4 winning strategies to help you get unburdened from debt.

The average college grad leaves school with around $30,000 in student loans which, according to the DOE, takes about 20 years to pay back.

If you don’t want student loans weighing you down for the next two decades, there are some strategies that can help you pay them back faster -- and save you thousands on interest.

The obvious first step is refinancing. 

If you have good credit (600 or above) and a stable income you’re a prime candidate for refinancing -- and now’s the time to do it. Student loan refinancing rates have dropped to 2.24% - a near-term low. 

There’s no limit on how many times you can refinance and it doesn’t carry any fees or additional costs, which means as long as you find a lower rate, refinancing will be financially lucrative.

To find out what rates you can qualify for, head to one of these two loan marketplaces. Submit one application and instantly receive a list of rates and offers from top lenders. 

1. Credible

Compare pre-qualified rates from up to 10 lenders 

  • 100% free 
  • Best Rate Guarantee: Credible will give you $200 if you find a better rate
  • Get a final offer in as little as 1 day after applying

View Rates

2. LendKey

Find, customize, and fund your loan through their network of banks and credit unions.

  • 100% free
  • Refinance loans up to $300,000
  • Extended forbearance for 15- and 20-year loan terms.

View Rates

If you don’t think you’re a good candidate for refinancing just yet, here are some more strategies you can employ to pay down that debt faster. 

1. Pay more than the minimum each month

The more you pay toward your loans, the less interest you’ll owe — and the quicker the balance will disappear.

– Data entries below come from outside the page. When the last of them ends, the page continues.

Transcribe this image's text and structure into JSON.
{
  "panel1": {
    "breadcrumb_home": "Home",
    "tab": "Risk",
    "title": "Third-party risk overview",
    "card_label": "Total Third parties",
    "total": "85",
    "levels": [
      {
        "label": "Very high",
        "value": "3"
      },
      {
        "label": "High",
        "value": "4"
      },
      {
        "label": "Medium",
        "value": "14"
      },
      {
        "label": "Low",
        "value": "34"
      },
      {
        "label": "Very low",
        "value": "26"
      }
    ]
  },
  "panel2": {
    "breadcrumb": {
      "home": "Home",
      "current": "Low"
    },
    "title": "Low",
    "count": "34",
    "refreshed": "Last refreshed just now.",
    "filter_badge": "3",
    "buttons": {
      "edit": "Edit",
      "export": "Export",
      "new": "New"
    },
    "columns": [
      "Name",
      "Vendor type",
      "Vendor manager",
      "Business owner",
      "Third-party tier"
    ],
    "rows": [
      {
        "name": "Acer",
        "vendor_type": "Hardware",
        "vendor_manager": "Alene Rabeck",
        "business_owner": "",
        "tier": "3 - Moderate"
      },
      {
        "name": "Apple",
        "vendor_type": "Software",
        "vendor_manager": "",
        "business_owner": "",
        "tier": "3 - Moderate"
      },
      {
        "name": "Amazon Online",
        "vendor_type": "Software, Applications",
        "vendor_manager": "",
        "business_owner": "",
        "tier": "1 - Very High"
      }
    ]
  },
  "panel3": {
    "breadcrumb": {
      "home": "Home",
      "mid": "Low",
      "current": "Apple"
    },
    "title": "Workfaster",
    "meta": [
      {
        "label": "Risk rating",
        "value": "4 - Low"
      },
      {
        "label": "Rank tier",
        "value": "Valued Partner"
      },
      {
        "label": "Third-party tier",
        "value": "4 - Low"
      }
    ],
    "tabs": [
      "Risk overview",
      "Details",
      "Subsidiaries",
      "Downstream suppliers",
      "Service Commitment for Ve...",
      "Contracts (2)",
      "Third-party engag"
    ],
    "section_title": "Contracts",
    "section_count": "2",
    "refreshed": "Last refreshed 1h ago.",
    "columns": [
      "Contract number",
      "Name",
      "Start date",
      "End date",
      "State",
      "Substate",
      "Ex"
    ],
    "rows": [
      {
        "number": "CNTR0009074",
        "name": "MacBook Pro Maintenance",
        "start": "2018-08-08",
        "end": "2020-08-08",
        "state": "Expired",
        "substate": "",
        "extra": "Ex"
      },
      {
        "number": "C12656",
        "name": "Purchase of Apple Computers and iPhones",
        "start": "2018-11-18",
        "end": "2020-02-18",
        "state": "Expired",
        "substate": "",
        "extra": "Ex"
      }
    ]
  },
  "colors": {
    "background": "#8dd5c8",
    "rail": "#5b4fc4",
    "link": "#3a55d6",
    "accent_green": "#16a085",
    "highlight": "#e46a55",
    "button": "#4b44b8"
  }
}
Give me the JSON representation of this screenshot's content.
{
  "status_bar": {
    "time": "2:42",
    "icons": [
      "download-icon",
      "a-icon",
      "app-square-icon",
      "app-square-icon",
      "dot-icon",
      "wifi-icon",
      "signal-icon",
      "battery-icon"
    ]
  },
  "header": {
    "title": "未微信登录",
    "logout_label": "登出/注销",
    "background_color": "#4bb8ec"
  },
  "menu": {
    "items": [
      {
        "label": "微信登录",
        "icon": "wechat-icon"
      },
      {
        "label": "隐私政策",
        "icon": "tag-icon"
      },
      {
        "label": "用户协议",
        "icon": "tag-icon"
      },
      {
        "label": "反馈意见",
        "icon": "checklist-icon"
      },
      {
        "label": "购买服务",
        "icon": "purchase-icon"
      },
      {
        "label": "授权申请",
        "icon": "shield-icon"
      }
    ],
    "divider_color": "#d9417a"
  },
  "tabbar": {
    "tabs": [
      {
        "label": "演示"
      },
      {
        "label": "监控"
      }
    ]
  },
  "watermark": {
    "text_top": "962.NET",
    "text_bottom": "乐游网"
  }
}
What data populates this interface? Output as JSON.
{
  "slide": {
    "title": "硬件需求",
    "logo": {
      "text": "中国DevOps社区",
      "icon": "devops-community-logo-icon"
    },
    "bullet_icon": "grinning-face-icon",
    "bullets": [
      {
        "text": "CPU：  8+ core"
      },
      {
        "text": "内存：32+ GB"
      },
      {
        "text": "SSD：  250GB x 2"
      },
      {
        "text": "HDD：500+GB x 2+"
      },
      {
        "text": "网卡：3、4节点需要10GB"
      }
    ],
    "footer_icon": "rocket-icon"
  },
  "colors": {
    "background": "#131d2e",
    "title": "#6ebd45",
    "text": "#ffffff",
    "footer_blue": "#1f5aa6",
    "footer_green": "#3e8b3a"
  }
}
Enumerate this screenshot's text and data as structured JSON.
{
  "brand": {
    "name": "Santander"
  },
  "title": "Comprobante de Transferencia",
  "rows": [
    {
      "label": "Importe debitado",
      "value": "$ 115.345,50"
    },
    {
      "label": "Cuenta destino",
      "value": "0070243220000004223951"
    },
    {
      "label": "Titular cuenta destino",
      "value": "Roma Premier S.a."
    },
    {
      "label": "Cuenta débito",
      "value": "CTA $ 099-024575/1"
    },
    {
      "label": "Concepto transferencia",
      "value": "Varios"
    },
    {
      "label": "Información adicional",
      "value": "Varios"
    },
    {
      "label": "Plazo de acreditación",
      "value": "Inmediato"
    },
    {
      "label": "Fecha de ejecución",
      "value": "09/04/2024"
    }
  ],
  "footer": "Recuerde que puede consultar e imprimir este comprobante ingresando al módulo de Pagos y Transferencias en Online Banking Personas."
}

Unlike other loans, student loans carry no penalties for prepayments or paying more than the minimum. Interest is constantly accruing on your principal balance, so if you can swing the extra payment it’ll save you a lot in the long term. 

2. Make extra payments

The same logic as above applies here. An extra payment every few months will chip away at your balance. 

One thing to note: be sure your lender is aware of the extra payment and that it should be applied to the principal only. Otherwise, the lender will hold the payment and apply it to next month's payment.

If you get a bonus, tax refund or any other kind of cash influx, make a lump payment towards your debt. It will hurt to miss out on a vacation or shopping spree because you’re being fiscally responsible, but the payoff in the end will be even bigger. 

For example, let's assume that you have $50,000 in student loans at an 8% interest rate and a 10-year repayment term.

Here's how much a lump payment can save you:

  • $1,000 payment: Save $1,019 and pay off 3 months earlier
  • $5,000 payment: Save $4,675 and pay off 16 months earlier
  • $10,000 payment: Save $8,423 and pay off 30 months earlier

3. Remember that every little bit helps

Start a side hustle. Set savings goals and stick to them. Take the student loan interest deduction on your taxes and use the savings towards a lump sum payment. Living frugally because you’re focused on paying back your student loans is definitely not fun. But trust us when we say that as anticlimactic as it may be, being debt free is worth it.

And once you do pay back all of your loans, be sure to treat yourself, just a little.